▸ **How to complete this task**: Copy the data as given. No line may be skipped.

▸ **Supplied records**:

___

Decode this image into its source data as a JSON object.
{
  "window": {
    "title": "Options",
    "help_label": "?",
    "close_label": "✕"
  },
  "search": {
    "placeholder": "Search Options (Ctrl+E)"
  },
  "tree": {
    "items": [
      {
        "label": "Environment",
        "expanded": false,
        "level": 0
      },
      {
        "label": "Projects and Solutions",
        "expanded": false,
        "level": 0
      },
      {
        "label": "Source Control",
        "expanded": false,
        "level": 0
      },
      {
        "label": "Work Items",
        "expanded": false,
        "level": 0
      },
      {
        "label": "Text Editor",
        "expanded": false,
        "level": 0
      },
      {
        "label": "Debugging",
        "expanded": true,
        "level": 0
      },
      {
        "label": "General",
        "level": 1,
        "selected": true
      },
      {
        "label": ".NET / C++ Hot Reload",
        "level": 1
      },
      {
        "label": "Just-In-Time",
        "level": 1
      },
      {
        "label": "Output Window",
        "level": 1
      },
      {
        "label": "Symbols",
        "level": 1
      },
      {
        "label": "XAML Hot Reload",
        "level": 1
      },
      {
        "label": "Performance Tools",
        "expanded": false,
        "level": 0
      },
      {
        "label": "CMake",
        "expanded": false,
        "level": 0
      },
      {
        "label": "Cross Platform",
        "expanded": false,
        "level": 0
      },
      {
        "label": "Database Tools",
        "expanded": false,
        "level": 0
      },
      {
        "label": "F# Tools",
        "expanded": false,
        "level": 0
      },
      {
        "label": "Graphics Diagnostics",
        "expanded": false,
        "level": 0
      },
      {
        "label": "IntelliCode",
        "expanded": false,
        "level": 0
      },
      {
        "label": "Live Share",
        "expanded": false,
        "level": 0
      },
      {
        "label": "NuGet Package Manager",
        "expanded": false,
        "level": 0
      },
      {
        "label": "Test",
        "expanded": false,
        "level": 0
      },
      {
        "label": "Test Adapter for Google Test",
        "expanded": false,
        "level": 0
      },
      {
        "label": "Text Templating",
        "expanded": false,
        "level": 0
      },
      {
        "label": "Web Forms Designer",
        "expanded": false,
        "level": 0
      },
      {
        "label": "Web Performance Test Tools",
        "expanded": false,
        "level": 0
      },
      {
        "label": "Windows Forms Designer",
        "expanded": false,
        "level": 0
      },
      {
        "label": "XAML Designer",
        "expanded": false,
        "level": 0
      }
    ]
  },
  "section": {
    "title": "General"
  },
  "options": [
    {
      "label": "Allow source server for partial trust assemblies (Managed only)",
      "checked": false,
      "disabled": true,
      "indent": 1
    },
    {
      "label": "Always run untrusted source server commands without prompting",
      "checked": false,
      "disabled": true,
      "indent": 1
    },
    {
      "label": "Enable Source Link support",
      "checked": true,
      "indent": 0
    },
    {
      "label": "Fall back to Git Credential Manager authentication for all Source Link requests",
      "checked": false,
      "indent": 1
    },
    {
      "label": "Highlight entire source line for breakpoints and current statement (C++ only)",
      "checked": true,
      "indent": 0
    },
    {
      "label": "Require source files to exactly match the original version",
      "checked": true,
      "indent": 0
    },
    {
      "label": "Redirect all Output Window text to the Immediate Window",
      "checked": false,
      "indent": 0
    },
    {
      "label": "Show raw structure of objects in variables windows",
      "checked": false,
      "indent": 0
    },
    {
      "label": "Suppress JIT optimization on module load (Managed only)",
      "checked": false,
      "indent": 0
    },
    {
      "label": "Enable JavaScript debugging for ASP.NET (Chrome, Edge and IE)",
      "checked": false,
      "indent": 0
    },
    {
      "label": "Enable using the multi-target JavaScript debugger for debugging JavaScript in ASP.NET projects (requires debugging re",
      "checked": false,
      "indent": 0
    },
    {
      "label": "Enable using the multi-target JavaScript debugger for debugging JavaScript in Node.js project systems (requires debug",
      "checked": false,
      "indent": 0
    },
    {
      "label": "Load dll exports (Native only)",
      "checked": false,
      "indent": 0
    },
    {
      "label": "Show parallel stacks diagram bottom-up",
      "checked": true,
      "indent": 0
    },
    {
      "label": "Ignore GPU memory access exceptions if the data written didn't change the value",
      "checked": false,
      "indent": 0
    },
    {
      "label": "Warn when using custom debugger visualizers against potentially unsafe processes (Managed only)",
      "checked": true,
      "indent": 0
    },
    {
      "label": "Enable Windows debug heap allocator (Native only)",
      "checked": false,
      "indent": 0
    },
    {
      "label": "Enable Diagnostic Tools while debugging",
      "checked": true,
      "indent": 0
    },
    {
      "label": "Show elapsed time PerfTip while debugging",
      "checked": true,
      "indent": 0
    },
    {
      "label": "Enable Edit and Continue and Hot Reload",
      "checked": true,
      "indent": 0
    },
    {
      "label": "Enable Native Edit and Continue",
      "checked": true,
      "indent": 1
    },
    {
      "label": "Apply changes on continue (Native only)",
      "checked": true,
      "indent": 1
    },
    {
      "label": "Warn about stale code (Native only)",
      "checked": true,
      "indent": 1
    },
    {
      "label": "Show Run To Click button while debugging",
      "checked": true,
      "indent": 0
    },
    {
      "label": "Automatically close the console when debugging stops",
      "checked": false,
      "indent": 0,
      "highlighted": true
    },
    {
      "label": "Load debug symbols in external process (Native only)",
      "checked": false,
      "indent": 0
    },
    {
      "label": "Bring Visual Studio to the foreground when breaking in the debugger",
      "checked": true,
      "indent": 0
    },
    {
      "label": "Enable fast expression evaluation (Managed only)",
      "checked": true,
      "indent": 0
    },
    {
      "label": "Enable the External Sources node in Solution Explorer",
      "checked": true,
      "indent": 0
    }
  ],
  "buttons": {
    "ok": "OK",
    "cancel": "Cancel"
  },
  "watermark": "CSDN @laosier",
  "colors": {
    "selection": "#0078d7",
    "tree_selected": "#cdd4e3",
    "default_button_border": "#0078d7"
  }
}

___

▸ **Result of the task**:
Decode this image into its source data as a JSON object.
{
  "window": {
    "title": "Options",
    "help_label": "?",
    "close_label": "✕"
  },
  "search": {
    "placeholder": "Search Options (Ctrl+E)"
  },
  "tree": {
    "items": [
      {
        "label": "Environment",
        "expanded": false,
        "level": 0
      },
      {
        "label": "Projects and Solutions",
        "expanded": false,
        "level": 0
      },
      {
        "label": "Source Control",
        "expanded": false,
        "level": 0
      },
      {
        "label": "Work Items",
        "expanded": false,
        "level": 0
      },
      {
        "label": "Text Editor",
        "expanded": false,
        "level": 0
      },
      {
        "label": "Debugging",
        "expanded": true,
        "level": 0
      },
      {
        "label": "General",
        "level": 1,
        "selected": true
      },
      {
        "label": ".NET / C++ Hot Reload",
        "level": 1
      },
      {
        "label": "Just-In-Time",
        "level": 1
      },
      {
        "label": "Output Window",
        "level": 1
      },
      {
        "label": "Symbols",
        "level": 1
      },
      {
        "label": "XAML Hot Reload",
        "level": 1
      },
      {
        "label": "Performance Tools",
        "expanded": false,
        "level": 0
      },
      {
        "label": "CMake",
        "expanded": false,
        "level": 0
      },
      {
        "label": "Cross Platform",
        "expanded": false,
        "level": 0
      },
      {
        "label": "Database Tools",
        "expanded": false,
        "level": 0
      },
      {
        "label": "F# Tools",
        "expanded": false,
        "level": 0
      },
      {
        "label": "Graphics Diagnostics",
        "expanded": false,
        "level": 0
      },
      {
        "label": "IntelliCode",
        "expanded": false,
        "level": 0
      },
      {
        "label": "Live Share",
        "expanded": false,
        "level": 0
      },
      {
        "label": "NuGet Package Manager",
        "expanded": false,
        "level": 0
      },
      {
        "label": "Test",
        "expanded": false,
        "level": 0
      },
      {
        "label": "Test Adapter for Google Test",
        "expanded": false,
        "level": 0
      },
      {
        "label": "Text Templating",
        "expanded": false,
        "level": 0
      },
      {
        "label": "Web Forms Designer",
        "expanded": false,
        "level": 0
      },
      {
        "label": "Web Performance Test Tools",
        "expanded": false,
        "level": 0
      },
      {
        "label": "Windows Forms Designer",
        "expanded": false,
        "level": 0
      },
      {
        "label": "XAML Designer",
        "expanded": false,
        "level": 0
      }
    ]
  },
  "section": {
    "title": "General"
  },
  "options": [
    {
      "label": "Allow source server for partial trust assemblies (Managed only)",
      "checked": false,
      "disabled": true,
      "indent": 1
    },
    {
      "label": "Always run untrusted source server commands without prompting",
      "checked": false,
      "disabled": true,
      "indent": 1
    },
    {
      "label": "Enable Source Link support",
      "checked": true,
      "indent": 0
    },
    {
      "label": "Fall back to Git Credential Manager authentication for all Source Link requests",
      "checked": false,
      "indent": 1
    },
    {
      "label": "Highlight entire source line for breakpoints and current statement (C++ only)",
      "checked": true,
      "indent": 0
    },
    {
      "label": "Require source files to exactly match the original version",
      "checked": true,
      "indent": 0
    },
    {
      "label": "Redirect all Output Window text to the Immediate Window",
      "checked": false,
      "indent": 0
    },
    {
      "label": "Show raw structure of objects in variables windows",
      "checked": false,
      "indent": 0
    },
    {
      "label": "Suppress JIT optimization on module load (Managed only)",
      "checked": false,
      "indent": 0
    },
    {
      "label": "Enable JavaScript debugging for ASP.NET (Chrome, Edge and IE)",
      "checked": false,
      "indent": 0
    },
    {
      "label": "Enable using the multi-target JavaScript debugger for debugging JavaScript in ASP.NET projects (requires debugging re",
      "checked": false,
      "indent": 0
    },
    {
      "label": "Enable using the multi-target JavaScript debugger for debugging JavaScript in Node.js project systems (requires debug",
      "checked": false,
      "indent": 0
    },
    {
      "label": "Load dll exports (Native only)",
      "checked": false,
      "indent": 0
    },
    {
      "label": "Show parallel stacks diagram bottom-up",
      "checked": true,
      "indent": 0
    },
    {
      "label": "Ignore GPU memory access exceptions if the data written didn't change the value",
      "checked": false,
      "indent": 0
    },
    {
      "label": "Warn when using custom debugger visualizers against potentially unsafe processes (Managed only)",
      "checked": true,
      "indent": 0
    },
    {
      "label": "Enable Windows debug heap allocator (Native only)",
      "checked": false,
      "indent": 0
    },
    {
      "label": "Enable Diagnostic Tools while debugging",
      "checked": true,
      "indent": 0
    },
    {
      "label": "Show elapsed time PerfTip while debugging",
      "checked": true,
      "indent": 0
    },
    {
      "label": "Enable Edit and Continue and Hot Reload",
      "checked": true,
      "indent": 0
    },
    {
      "label": "Enable Native Edit and Continue",
      "checked": true,
      "indent": 1
    },
    {
      "label": "Apply changes on continue (Native only)",
      "checked": true,
      "indent": 1
    },
    {
      "label": "Warn about stale code (Native only)",
      "checked": true,
      "indent": 1
    },
    {
      "label": "Show Run To Click button while debugging",
      "checked": true,
      "indent": 0
    },
    {
      "label": "Automatically close the console when debugging stops",
      "checked": false,
      "indent": 0,
      "highlighted": true
    },
    {
      "label": "Load debug symbols in external process (Native only)",
      "checked": false,
      "indent": 0
    },
    {
      "label": "Bring Visual Studio to the foreground when breaking in the debugger",
      "checked": true,
      "indent": 0
    },
    {
      "label": "Enable fast expression evaluation (Managed only)",
      "checked": true,
      "indent": 0
    },
    {
      "label": "Enable the External Sources node in Solution Explorer",
      "checked": true,
      "indent": 0
    }
  ],
  "buttons": {
    "ok": "OK",
    "cancel": "Cancel"
  },
  "watermark": "CSDN @laosier",
  "colors": {
    "selection": "#0078d7",
    "tree_selected": "#cdd4e3",
    "default_button_border": "#0078d7"
  }
}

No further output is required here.